Elevational Stratification of Medium- to Large-bodied Terrestrial Mammals in Western Sarawak

Soo, Sally Kaicheen (2019) Elevational Stratification of Medium- to Large-bodied Terrestrial Mammals in Western Sarawak. Masters thesis, Universiti Malaysia Sarawak (UNIMAS).

[img] PDF (Please get the password by email to repository@unimas.my , or call ext: 082-583914/3942/3933)
Restricted to Registered users only

Download (13MB) | Request a copy


Among the threats facing the tropical rainforest in south-east Asia, are fragmenting and isolating the forest patches, threatening species richness and density of animals. To date, the effect of reserve areas, age, and species composition along the elevation gradients in western Sarawak have not been well studied. This study aims to document the spatial distribution of medium to large mammals in the region of Western Sarawak, to understand the species composition along elevation gradient in altitudinal range and activity pattern changes with and within altitudinal range, and influence of vegetation complexity on the species distribution by using camera traps. It also attempted to determine the influence of attractants on the occupancy and detection probability of medium to large mammals. This study deployed one regular camera trap at 209 camera stations using stratified sampling along seven elevation ranges (< 100, 101–300, 301–500, 501–700, 701–900, 901– 1100, > 1100 m asl) at six reserves (Santubong National Park (SNP), Borneo Highland Resort (BHR), Kubah National Park (KNP), Bako National Park (BNP), Gunung Gading National Park (GGNP), Gunung Pueh National Park (GPNP)) from November 2014 to April 2017 (30 months) accumulating 29,449 camera trap nights, with only selected camera stations in KNP, baited with 12 types of attractants comprising food, scent and vision lures. This study successfully recorded 33 species of medium to large mammals and subsequently explored the relationships between seven community levels (e.g., carnivores, herbivores and frugivores, omnivores, insectivores, felids, civets, and ungulates). This study acknowledges the effect of reserve areas on the species richness whereby the largest reserve (GPNP) recorded the highest number of medium to large mammals (n = 22). However, this study found no effect of reserve age on species composition. The mammals distributed along elevation gradients showed the highest number concentrated at the mid-altitudinal range (701 – 900 m asl) (n = 24). This study recorded two species (Hose’s Civet and Sunda Clouded Leopard) that are confine their distribution to the highlands (> 700 m asl), while 20 species were distributed throughout the lowlands (< 700 m asl) to the highlands. Multiple sympatric species with similar size deterred their distribution at certain elevation gradient, possibly to avoid inter-species competition, while some sympatric species exhibiting different temporal pattern. In KNP, food baits attracted the greatest number of medium to large mammals (n = 19), followed by scent lures (n = 16) and visual lures (n = 13). Cat pellets and shaved coconut attracted most species among six chosen food baits, the perfume Obsessions for MenTM by Calvin Klein as the most attractive scent lure and CD attracted more species than other visual lures. Attractants that featured with water resistant and pungent smell promise higher detection rate in tropical rain forests. Magna gland was found to be less attractive for tropical mammals, compared to other attractants. The preference of targeted species to lures appear varied with diet behaviours and microhabitat of the sampling area. These findings need to be treated as auxiliary data, in order to enhance future camera trapping survey for targeted species. The relationships between reserve areas, age, elevation gradients, and species composition need to be considered as aspects in preserving an area, especially where the occupancy and detection probabilities are high along these gradients. Keywords: Mammals, western Sarawak, reserve areas, elevation gradients, attractants

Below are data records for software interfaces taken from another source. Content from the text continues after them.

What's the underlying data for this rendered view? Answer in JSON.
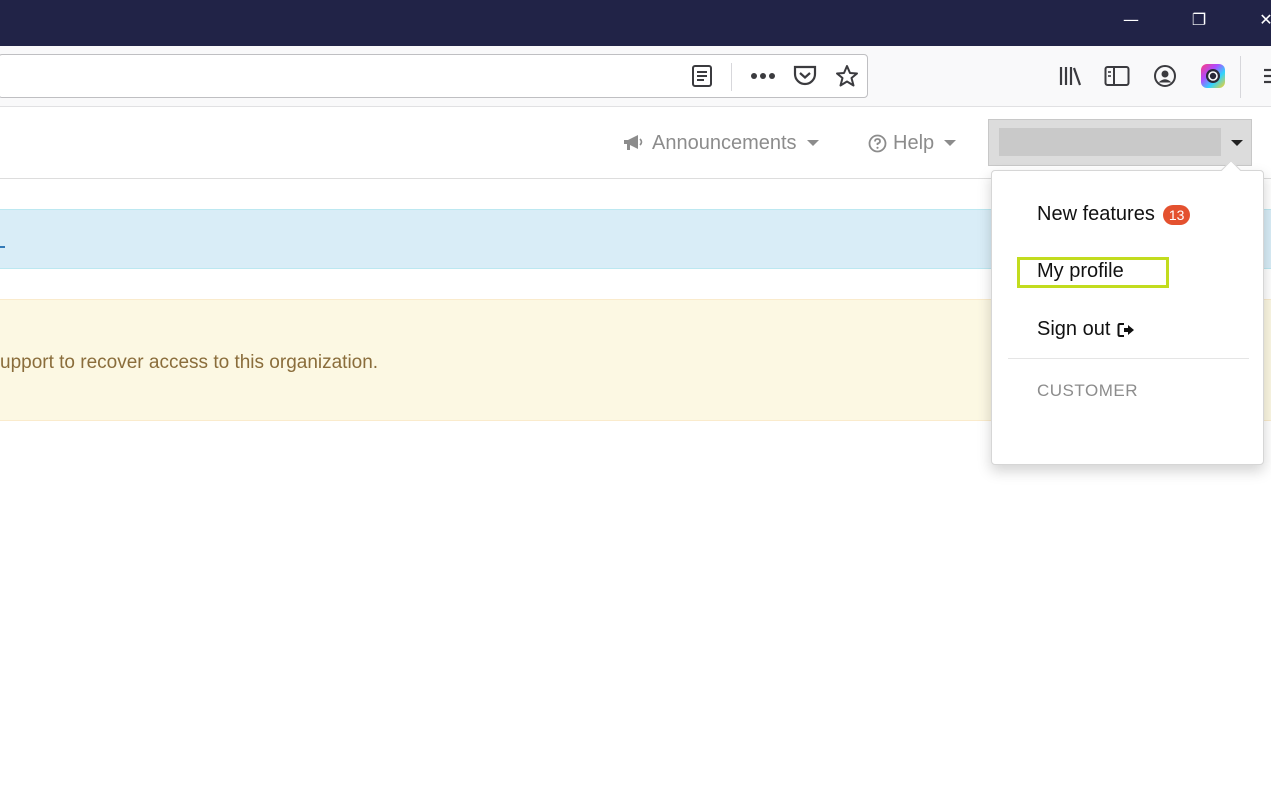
{
  "window": {
    "minimize_label": "—",
    "restore_label": "❐",
    "close_label": "✕"
  },
  "browser_toolbar": {
    "icons": [
      "reader-view-icon",
      "more-actions-icon",
      "pocket-icon",
      "bookmark-star-icon",
      "library-icon",
      "sidebar-icon",
      "account-icon",
      "extension-icon",
      "menu-icon"
    ]
  },
  "nav": {
    "announcements_label": "Announcements",
    "help_label": "Help"
  },
  "warning_banner": {
    "text": "upport to recover access to this organization."
  },
  "user_menu": {
    "new_features_label": "New features",
    "new_features_count": "13",
    "my_profile_label": "My profile",
    "sign_out_label": "Sign out",
    "section_header": "CUSTOMER"
  },
  "colors": {
    "titlebar": "#212347",
    "badge": "#e4512f",
    "highlight": "#c2dc1e",
    "info_banner": "#d9edf7",
    "warning_banner": "#fcf8e3"
  }
}
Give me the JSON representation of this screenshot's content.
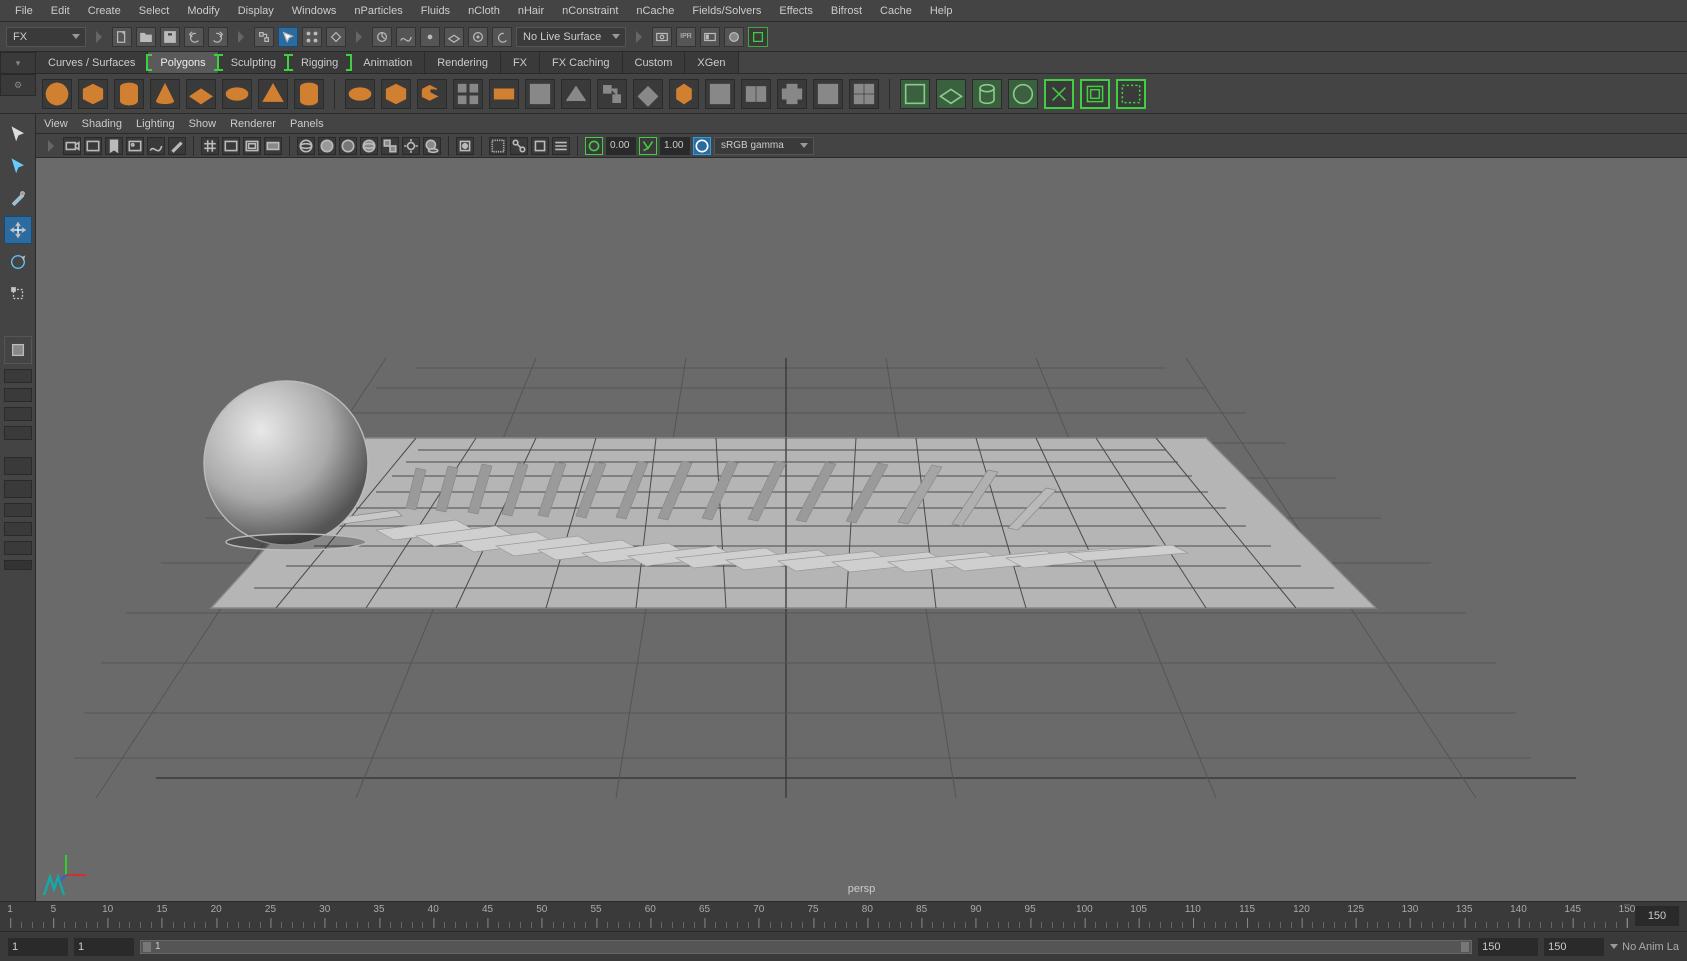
{
  "menubar": [
    "File",
    "Edit",
    "Create",
    "Select",
    "Modify",
    "Display",
    "Windows",
    "nParticles",
    "Fluids",
    "nCloth",
    "nHair",
    "nConstraint",
    "nCache",
    "Fields/Solvers",
    "Effects",
    "Bifrost",
    "Cache",
    "Help"
  ],
  "workspace_dropdown": "FX",
  "statusline": {
    "live_surface": "No Live Surface"
  },
  "shelf_tabs": [
    {
      "label": "Curves / Surfaces",
      "active": false,
      "bracket": false
    },
    {
      "label": "Polygons",
      "active": true,
      "bracket": true
    },
    {
      "label": "Sculpting",
      "active": false,
      "bracket": true
    },
    {
      "label": "Rigging",
      "active": false,
      "bracket": true
    },
    {
      "label": "Animation",
      "active": false,
      "bracket": false
    },
    {
      "label": "Rendering",
      "active": false,
      "bracket": false
    },
    {
      "label": "FX",
      "active": false,
      "bracket": false
    },
    {
      "label": "FX Caching",
      "active": false,
      "bracket": false
    },
    {
      "label": "Custom",
      "active": false,
      "bracket": false
    },
    {
      "label": "XGen",
      "active": false,
      "bracket": false
    }
  ],
  "panel_menu": [
    "View",
    "Shading",
    "Lighting",
    "Show",
    "Renderer",
    "Panels"
  ],
  "panel_toolbar": {
    "exposure": "0.00",
    "gamma": "1.00",
    "colorspace": "sRGB gamma"
  },
  "viewport": {
    "camera": "persp"
  },
  "timeline": {
    "ticks": [
      1,
      5,
      10,
      15,
      20,
      25,
      30,
      35,
      40,
      45,
      50,
      55,
      60,
      65,
      70,
      75,
      80,
      85,
      90,
      95,
      100,
      105,
      110,
      115,
      120,
      125,
      130,
      135,
      140,
      145,
      150
    ],
    "current_frame": "150",
    "head_label": "150"
  },
  "range": {
    "start_outer": "1",
    "start_inner": "1",
    "inner_label": "1",
    "end_inner": "150",
    "end_outer": "150",
    "anim_layer_status": "No Anim La"
  }
}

Item Type: Thesis (Masters)
Additional Information: Thesis (MSc.) - Universiti Malaysia Sarawak , 2019.
Uncontrolled Keywords: Mammals, western Sarawak, reserve areas, elevation gradients, attractants, unimas, university, universiti, Borneo, Malaysia, Sarawak, Kuching, Samarahan, ipta, education, research, Universiti Malaysia Sarawak.
Subjects: Q Science > QH Natural history
Divisions: Academic Faculties, Institutes and Centres > Faculty of Resource Science and Technology
Faculties, Institutes, Centres > Faculty of Resource Science and Technology
Date Deposited: 29 Aug 2019 00:23
Last Modified: 05 Feb 2024 06:43
URI: http://ir.unimas.my/id/eprint/26638

Actions (For repository members only: login required)

View Item View Item